Our scholar activists use their passion, education, and skills to make a positive difference in the classroom, on the campus, and in the community. Scroll to learn more about many of our A&S scholar activists!
"Littisha Bates is doing the work that will build the university people want to see and experience." ~Jennifer Malat, associate dean and professor of sociology. A professor of sociology at UC, Bates was this year's keynote speaker at the Martin Luther King, Jr Day in Cincinnati, a Taft Research Center Fellow, a YWCA Rising Star, a recipient of the Dean's Award for Faculty Excellence, and a co-founder of the UC Black Faculty Association.
"[Marian Spencer] is such a civil rights legend and a great example to our students." ~ UC President Neville Pinto. Spencer joined the NAACP when she was 13. She earned a bachelor's degree at UC in English in 1942. She chaired a legal action against Cincinnati's Coney Island in the 1950's, leading to open access to all in 1955. She was instrumental in desegregating Cincinnati Public schools. In 1983, she was the first African American woman to be elected to Cincinnati City Council.
Professor Holly McGee
“You could be easily led to believe that America is not your country and not a country where you are expected to —or have opportunity to —live that good life and have that American dream,” she said. “But what you can do is have an opportunity to speak back, to fight back, to learn and to change that narrative if not for yourself, then certainly for future generations.”
Alumnus Samuel W. Black
An award winning curator, writer, editor, lecturer, and researcher Samuel W. Black has numerous publications in peer review journals, encyclopedias, books, magazines, newspapers, and has published three books, “Soul Soldiers: African Americans and the Vietnam Era” (editor); “Through the Lens of Allen E. Cole: A Photographic History of African Americans in Cleveland, Ohio” (co-author); and “The Civil War in Pennsylvania: The African American Experience” (editor).'
Professor Omotayo O. Banjo
In an age where the words fake news, alternative facts and news commentary have become household names, Banjo believe it’s more important to advocate education not censorship. “As an educator we try to get students to think critically, and engage in debate in healthy ways,” she said.
Dr. Eric Abercrumbie
In the late 1980s, Abercrumbie was instrumental in helping the university to honor its long-standing promise to open a a black cultural center, even as it faced resistance from some students, faculty and board members. Over the course of his 45-year career here, he’s experienced both inspiring victories and confidence-shaking lows.
Mario Jovan Shaw
Mario Jovan Shaw, a champion of diversity in education, graduated with a bachelor's degree in communication and Africana studies from University of Cincinnati's College of Arts and Sciences in 2012. Shaw was named to the Forbes 30 Under 30 Class of 2017 for social entrepreneurship due to the success of the education-focused nonprofit he co-founded, Profound Gentlemen.
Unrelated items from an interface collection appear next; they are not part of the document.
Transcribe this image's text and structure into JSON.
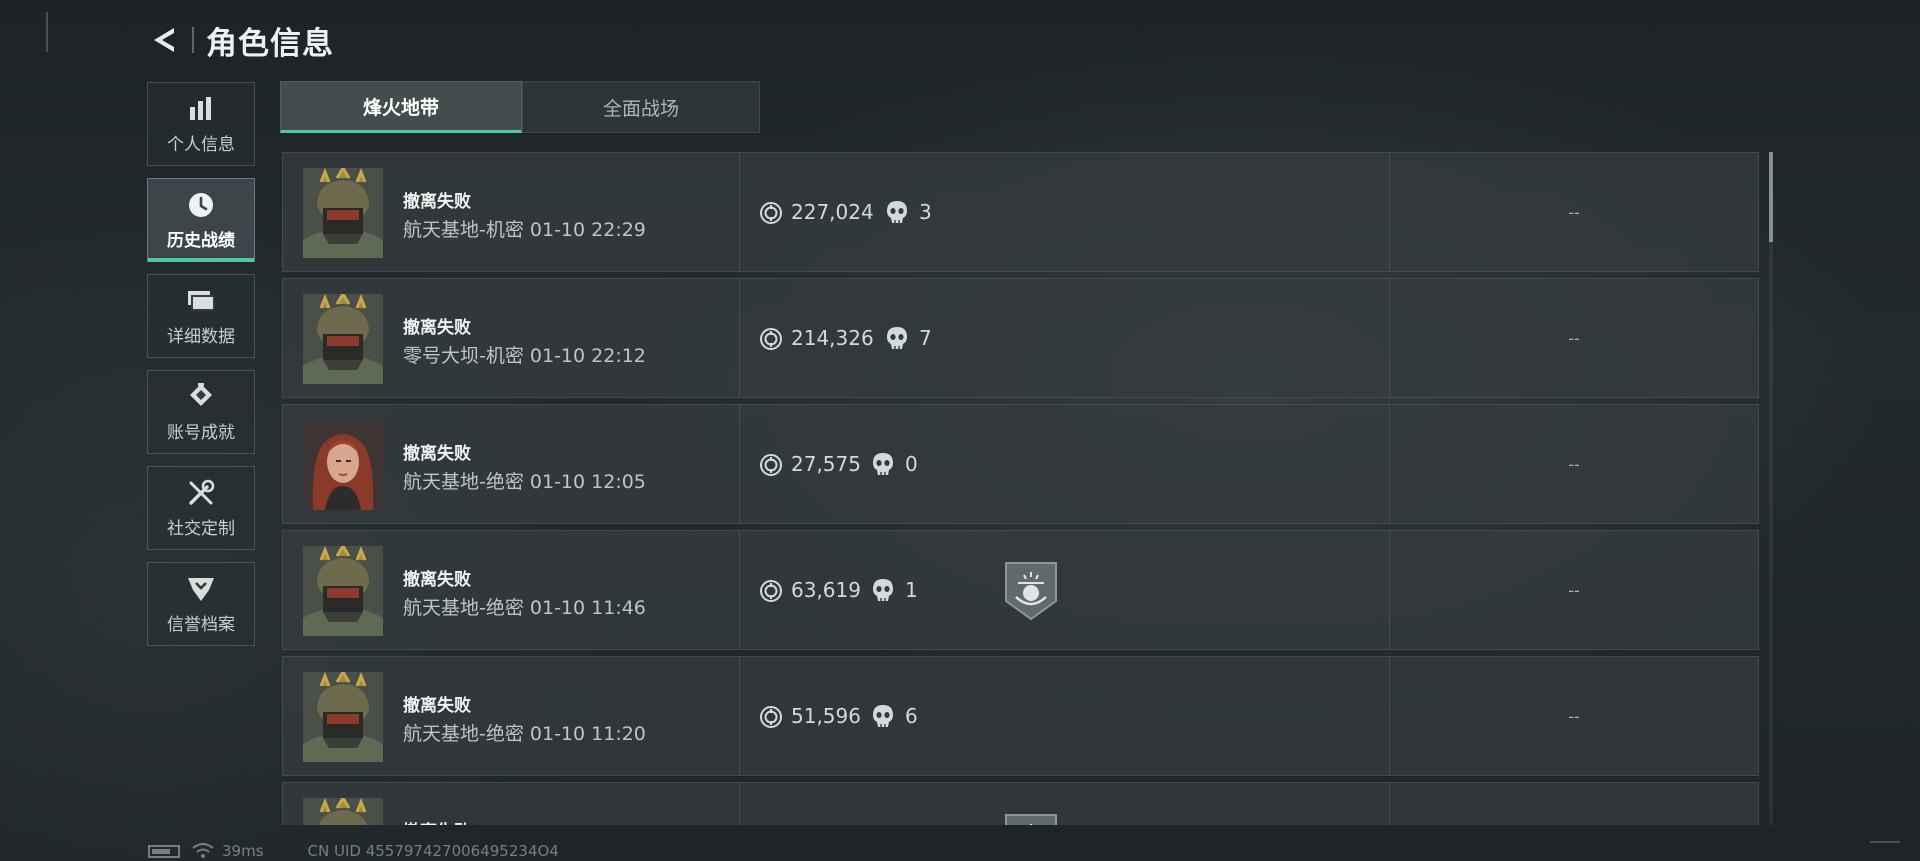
{
  "header": {
    "title": "角色信息",
    "back_icon": "back-arrow-icon"
  },
  "sidebar": {
    "items": [
      {
        "label": "个人信息",
        "icon": "bar-chart-icon",
        "active": false
      },
      {
        "label": "历史战绩",
        "icon": "clock-icon",
        "active": true
      },
      {
        "label": "详细数据",
        "icon": "cards-icon",
        "active": false
      },
      {
        "label": "账号成就",
        "icon": "achievement-icon",
        "active": false
      },
      {
        "label": "社交定制",
        "icon": "tools-icon",
        "active": false
      },
      {
        "label": "信誉档案",
        "icon": "reputation-icon",
        "active": false
      }
    ]
  },
  "tabs": [
    {
      "label": "烽火地带",
      "active": true
    },
    {
      "label": "全面战场",
      "active": false
    }
  ],
  "records": [
    {
      "avatar": "soldier-avatar",
      "status": "撤离失败",
      "map_time": "航天基地-机密 01-10 22:29",
      "value": "227,024",
      "kills": "3",
      "badge": false,
      "extra": "--"
    },
    {
      "avatar": "soldier-avatar",
      "status": "撤离失败",
      "map_time": "零号大坝-机密 01-10 22:12",
      "value": "214,326",
      "kills": "7",
      "badge": false,
      "extra": "--"
    },
    {
      "avatar": "female-avatar",
      "status": "撤离失败",
      "map_time": "航天基地-绝密 01-10 12:05",
      "value": "27,575",
      "kills": "0",
      "badge": false,
      "extra": "--"
    },
    {
      "avatar": "soldier-avatar",
      "status": "撤离失败",
      "map_time": "航天基地-绝密 01-10 11:46",
      "value": "63,619",
      "kills": "1",
      "badge": true,
      "extra": "--"
    },
    {
      "avatar": "soldier-avatar",
      "status": "撤离失败",
      "map_time": "航天基地-绝密 01-10 11:20",
      "value": "51,596",
      "kills": "6",
      "badge": false,
      "extra": "--"
    },
    {
      "avatar": "soldier-avatar",
      "status": "撤离失败",
      "map_time": "",
      "value": "",
      "kills": "",
      "badge": true,
      "extra": ""
    }
  ],
  "statusbar": {
    "ping": "39ms",
    "uid": "CN UID 455797427006495234O4"
  },
  "colors": {
    "accent": "#4fc7a2",
    "background": "#1f2528",
    "row_bg": "#343b3e"
  }
}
Brown’s words crackle with a current of electricity ignited by her passion for social justice. She said many of her core beliefs about making change were sparked by classroom discussions as a political science and Africana Studies student. Brown's untiring passion for grassroots activism and social justice caught the attention of WLWT, and they named her as someone on the frontier of a “new generation” of civil rights leaders in the city.
Want to learn more about events and people featured on the timeline, check out the links below.
Learn more about Charles Henry Turner
Learn more about the rally for better facilities at African-American Center
Learn more about the protest against racist act at university
Learn more about the Diversity Outreach Bill fails Student Senate
Learn more about black students pressuring for improvements to the AACRC